Note the central apex paver that offers gentle but definite separation between footway and cycleway, and, if you've really keen eyes, the inlaid cycle motif to the top end of the cycleway section.
This tactile paving is intended to act as a guide across large paved spaces, with the bars lying parallel to the direction of travel.
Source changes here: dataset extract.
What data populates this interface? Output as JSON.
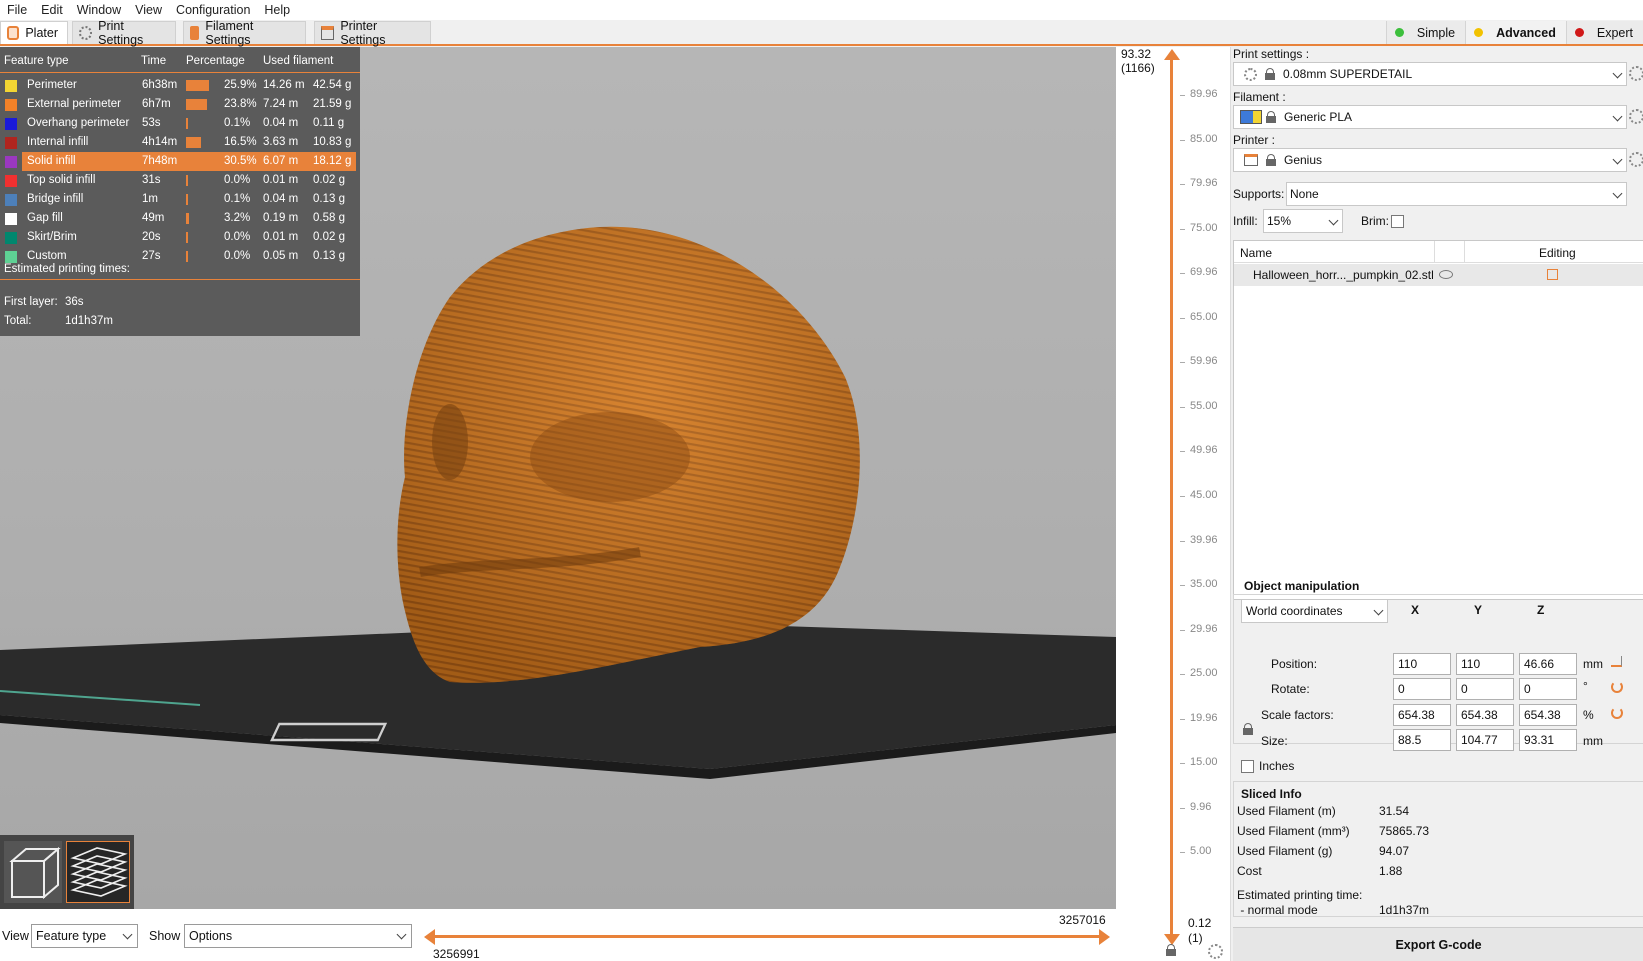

Where a turn is encountered, the alignment of the paving should reflect the change of direction.
Pre-cast concrete and clay units are available from various manufacturers.
Used for rail, tram and, increasingly, bus stops in non-station applications, ie, on the open street.
With the expansion of tram networks along with on-going redevelopment of bus stops to make them more disabled-friendly, this type of paving is becoming more common.
- TRL - Tactile markings for the guidance of visually handicapped pedestrians.
- Institute of Highways & Transportation - Guidelines for reducing mobility handicaps towards a barrier-free environment
- Disability Unit - Circular 1/91 on the use of dropped kerbs and tactile surfaces.
- Building Regs - Document M - Access and facilities for disabled people.
- DETR - Guidance on the use of Tactile Paving Surfaces
- BS EN 1339 - Concrete Paving Flags
- BS 7533-4:2006 - Code of practice for the construction of pavements of precast concrete flags or natural stone slabs